**Activity:** Only an exact copy of the entries, stripped of pictures, will serve as the answer.

**Material provided:**
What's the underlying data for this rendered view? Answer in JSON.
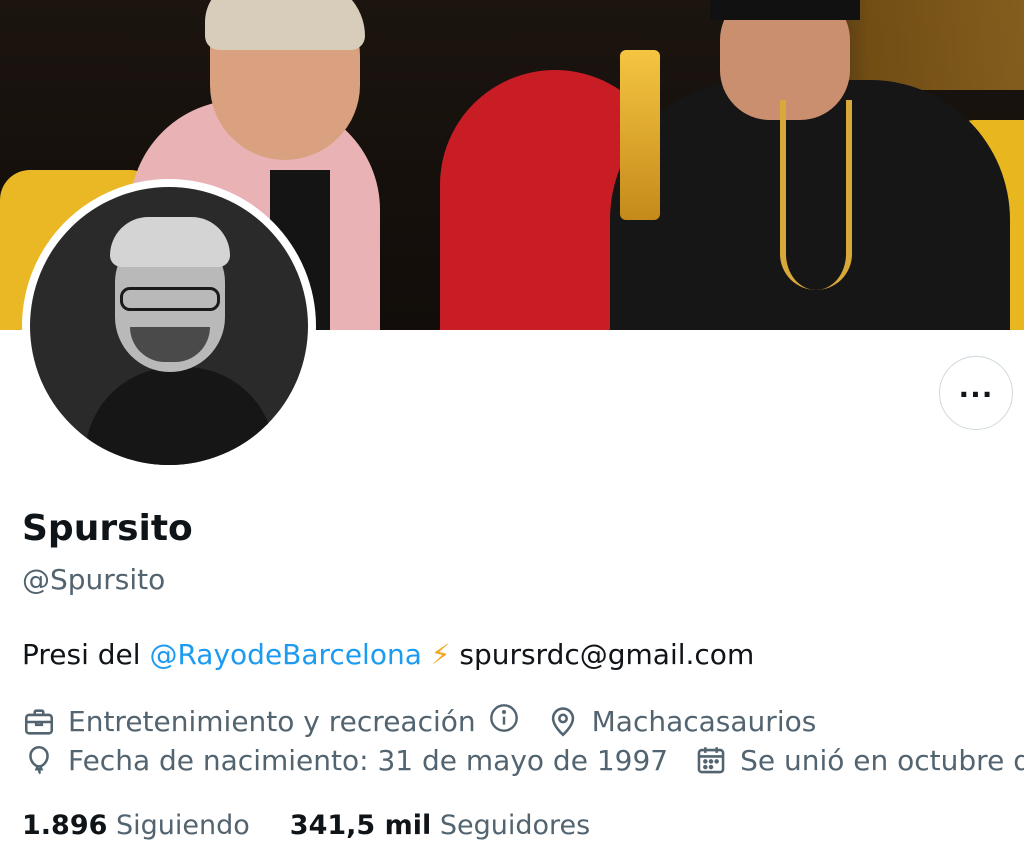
{
  "profile": {
    "display_name": "Spursito",
    "handle": "@Spursito",
    "bio_prefix": "Presi del ",
    "bio_mention": "@RayodeBarcelona",
    "bio_emoji": "⚡",
    "bio_suffix": " spursrdc@gmail.com",
    "category": "Entretenimiento y recreación",
    "location": "Machacasaurios",
    "birthdate": "Fecha de nacimiento: 31 de mayo de 1997",
    "joined": "Se unió en octubre de"
  },
  "stats": {
    "following_count": "1.896",
    "following_label": "Siguiendo",
    "followers_count": "341,5 mil",
    "followers_label": "Seguidores"
  },
  "actions": {
    "more_label": "..."
  },
  "icons": {
    "category": "briefcase-icon",
    "category_info": "info-icon",
    "location": "map-pin-icon",
    "birthdate": "balloon-icon",
    "joined": "calendar-icon",
    "more": "more-horizontal-icon"
  },
  "colors": {
    "text_primary": "#0f1419",
    "text_secondary": "#536471",
    "link": "#1d9bf0",
    "border": "#cfd9de"
  }
}
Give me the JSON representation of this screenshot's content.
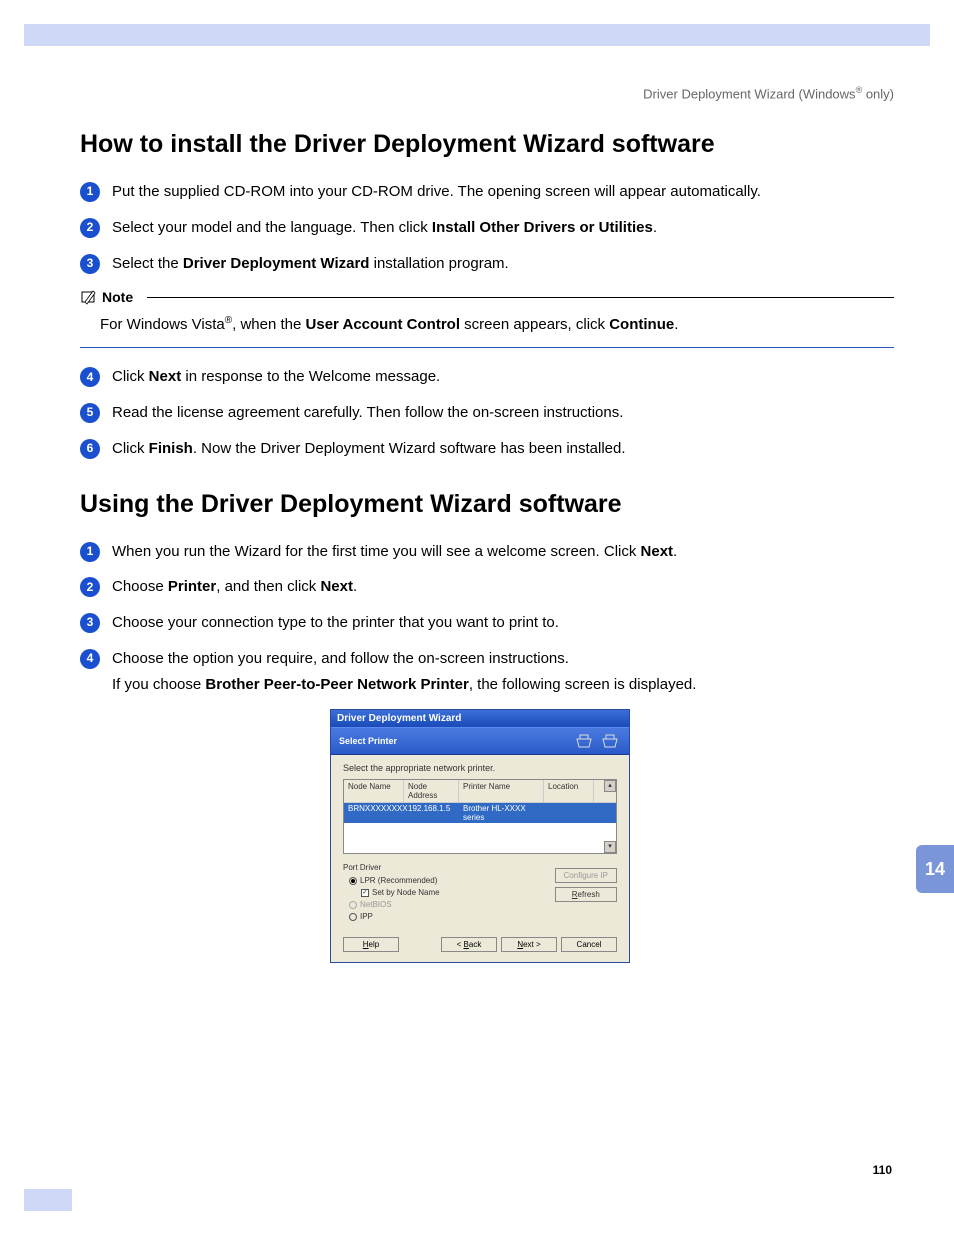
{
  "header": {
    "text_pre": "Driver Deployment Wizard (Windows",
    "text_post": " only)"
  },
  "page_number": "110",
  "side_tab": "14",
  "section1": {
    "title": "How to install the Driver Deployment Wizard software",
    "steps": [
      {
        "n": "1",
        "html": "Put the supplied CD-ROM into your CD-ROM drive. The opening screen will appear automatically."
      },
      {
        "n": "2",
        "html": "Select your model and the language. Then click <b>Install Other Drivers or Utilities</b>."
      },
      {
        "n": "3",
        "html": "Select the <b>Driver Deployment Wizard</b> installation program."
      }
    ],
    "note_label": "Note",
    "note_html": "For Windows Vista<sup>®</sup>, when the <b>User Account Control</b> screen appears, click <b>Continue</b>.",
    "steps_after": [
      {
        "n": "4",
        "html": "Click <b>Next</b> in response to the Welcome message."
      },
      {
        "n": "5",
        "html": "Read the license agreement carefully. Then follow the on-screen instructions."
      },
      {
        "n": "6",
        "html": "Click <b>Finish</b>. Now the Driver Deployment Wizard software has been installed."
      }
    ]
  },
  "section2": {
    "title": "Using the Driver Deployment Wizard software",
    "steps": [
      {
        "n": "1",
        "html": "When you run the Wizard for the first time you will see a welcome screen. Click <b>Next</b>."
      },
      {
        "n": "2",
        "html": "Choose <b>Printer</b>, and then click <b>Next</b>."
      },
      {
        "n": "3",
        "html": "Choose your connection type to the printer that you want to print to."
      },
      {
        "n": "4",
        "html": "Choose the option you require, and follow the on-screen instructions."
      }
    ],
    "indent_html": "If you choose <b>Brother Peer-to-Peer Network Printer</b>, the following screen is displayed."
  },
  "dialog": {
    "title": "Driver Deployment Wizard",
    "subtitle": "Select Printer",
    "instruction": "Select the appropriate network printer.",
    "columns": [
      "Node Name",
      "Node Address",
      "Printer Name",
      "Location"
    ],
    "col_widths": [
      "60px",
      "55px",
      "85px",
      "50px"
    ],
    "row": [
      "BRNXXXXXXXX",
      "192.168.1.5",
      "Brother HL-XXXX series",
      ""
    ],
    "port_group": "Port Driver",
    "radio1": "LPR (Recommended)",
    "check1": "Set by Node Name",
    "radio2": "NetBIOS",
    "radio3": "IPP",
    "btn_configure": "Configure IP",
    "btn_refresh": "Refresh",
    "btn_help": "Help",
    "btn_back": "< Back",
    "btn_next": "Next >",
    "btn_cancel": "Cancel"
  }
}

**Result of this task:**
What's the underlying data for this rendered view? Answer in JSON.
{
  "profile": {
    "display_name": "Spursito",
    "handle": "@Spursito",
    "bio_prefix": "Presi del ",
    "bio_mention": "@RayodeBarcelona",
    "bio_emoji": "⚡",
    "bio_suffix": " spursrdc@gmail.com",
    "category": "Entretenimiento y recreación",
    "location": "Machacasaurios",
    "birthdate": "Fecha de nacimiento: 31 de mayo de 1997",
    "joined": "Se unió en octubre de"
  },
  "stats": {
    "following_count": "1.896",
    "following_label": "Siguiendo",
    "followers_count": "341,5 mil",
    "followers_label": "Seguidores"
  },
  "actions": {
    "more_label": "..."
  },
  "icons": {
    "category": "briefcase-icon",
    "category_info": "info-icon",
    "location": "map-pin-icon",
    "birthdate": "balloon-icon",
    "joined": "calendar-icon",
    "more": "more-horizontal-icon"
  },
  "colors": {
    "text_primary": "#0f1419",
    "text_secondary": "#536471",
    "link": "#1d9bf0",
    "border": "#cfd9de"
  }
}
Give me the JSON representation of this screenshot's content.
{
  "header": {
    "text_pre": "Driver Deployment Wizard (Windows",
    "text_post": " only)"
  },
  "page_number": "110",
  "side_tab": "14",
  "section1": {
    "title": "How to install the Driver Deployment Wizard software",
    "steps": [
      {
        "n": "1",
        "html": "Put the supplied CD-ROM into your CD-ROM drive. The opening screen will appear automatically."
      },
      {
        "n": "2",
        "html": "Select your model and the language. Then click <b>Install Other Drivers or Utilities</b>."
      },
      {
        "n": "3",
        "html": "Select the <b>Driver Deployment Wizard</b> installation program."
      }
    ],
    "note_label": "Note",
    "note_html": "For Windows Vista<sup>®</sup>, when the <b>User Account Control</b> screen appears, click <b>Continue</b>.",
    "steps_after": [
      {
        "n": "4",
        "html": "Click <b>Next</b> in response to the Welcome message."
      },
      {
        "n": "5",
        "html": "Read the license agreement carefully. Then follow the on-screen instructions."
      },
      {
        "n": "6",
        "html": "Click <b>Finish</b>. Now the Driver Deployment Wizard software has been installed."
      }
    ]
  },
  "section2": {
    "title": "Using the Driver Deployment Wizard software",
    "steps": [
      {
        "n": "1",
        "html": "When you run the Wizard for the first time you will see a welcome screen. Click <b>Next</b>."
      },
      {
        "n": "2",
        "html": "Choose <b>Printer</b>, and then click <b>Next</b>."
      },
      {
        "n": "3",
        "html": "Choose your connection type to the printer that you want to print to."
      },
      {
        "n": "4",
        "html": "Choose the option you require, and follow the on-screen instructions."
      }
    ],
    "indent_html": "If you choose <b>Brother Peer-to-Peer Network Printer</b>, the following screen is displayed."
  },
  "dialog": {
    "title": "Driver Deployment Wizard",
    "subtitle": "Select Printer",
    "instruction": "Select the appropriate network printer.",
    "columns": [
      "Node Name",
      "Node Address",
      "Printer Name",
      "Location"
    ],
    "col_widths": [
      "60px",
      "55px",
      "85px",
      "50px"
    ],
    "row": [
      "BRNXXXXXXXX",
      "192.168.1.5",
      "Brother HL-XXXX series",
      ""
    ],
    "port_group": "Port Driver",
    "radio1": "LPR (Recommended)",
    "check1": "Set by Node Name",
    "radio2": "NetBIOS",
    "radio3": "IPP",
    "btn_configure": "Configure IP",
    "btn_refresh": "Refresh",
    "btn_help": "Help",
    "btn_back": "< Back",
    "btn_next": "Next >",
    "btn_cancel": "Cancel"
  }
}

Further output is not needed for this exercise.